Sunday, August 28, 2011
Review of The Orange Tree
Ganzglass, Martin R., 2011, The Orange Tree, Peace Corps Writers Press, 418 pages, ISBN 9781935925033, perfect bound trade paperback.
The Orange Tree is a moving story of the interaction between representatives of two very different cultures. Helen and Amina, an elderly Jewish woman and her Somali nurse, meet in an American nursing home. The relationship that develops between them is the nexus that brings together both of their families and unfolds for the reader a story of the 20th century in central Europe, in the Horn of Africa, and in America. There is a lot of history in this book, but it is not a history book. It is about life, It is about today, and most of all it is about human beings dealing with life and what it brings.
One thing I particularly like about this book is the flashbacks. If movement back and forth through time is written poorly the narrative thread can be disrupted, never to be repaired. Ganzglass knows how to step out of the present and into the past. He shows us vividly how our past creates our selves. And what a fascinating past there is. My ancestors come from Europe. I have read about the wars that shaped the continent, but my knowledge about these things was impersonal, even though they are part of my history. Now, through this story of the life of Helen and her family, it's personal. In The Orange Tree we don't learn as much about Amina and her family, and I knew far less about Somalia than about central Europe to begin with, but it feels authentic. And just as personal.

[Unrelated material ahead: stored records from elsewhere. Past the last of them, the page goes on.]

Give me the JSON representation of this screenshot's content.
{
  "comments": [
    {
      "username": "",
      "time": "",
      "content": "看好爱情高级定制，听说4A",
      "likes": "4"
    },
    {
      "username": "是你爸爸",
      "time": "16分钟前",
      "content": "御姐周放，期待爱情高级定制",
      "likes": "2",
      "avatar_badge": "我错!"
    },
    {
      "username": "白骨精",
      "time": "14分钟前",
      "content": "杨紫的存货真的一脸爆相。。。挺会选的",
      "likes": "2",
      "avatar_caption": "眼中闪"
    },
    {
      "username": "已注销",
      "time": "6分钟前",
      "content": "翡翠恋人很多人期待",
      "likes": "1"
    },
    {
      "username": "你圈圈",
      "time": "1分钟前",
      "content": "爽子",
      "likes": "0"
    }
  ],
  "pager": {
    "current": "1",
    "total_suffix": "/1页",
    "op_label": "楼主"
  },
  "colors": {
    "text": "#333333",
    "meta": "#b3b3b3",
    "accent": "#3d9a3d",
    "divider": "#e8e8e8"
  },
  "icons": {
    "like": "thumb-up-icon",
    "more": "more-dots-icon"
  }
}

The Orange Tree is a first novel, but it was written with keen insight into human nature and a well-developed ability to express that insight in words. The author, an American, worked for several years in Somalia as a Peace Corps Volunteer. Clearly, he has maintained a compassionate interest in the Somali people. When cultures meet they don't have to clash. Dissimilar people can strengthen one another, and The Orange Tree shows one way that can happen.
I recommend this book. I read it in two sittings. If my body could still afford the effects of staying up all night to finish a novel, I would have done that with this one.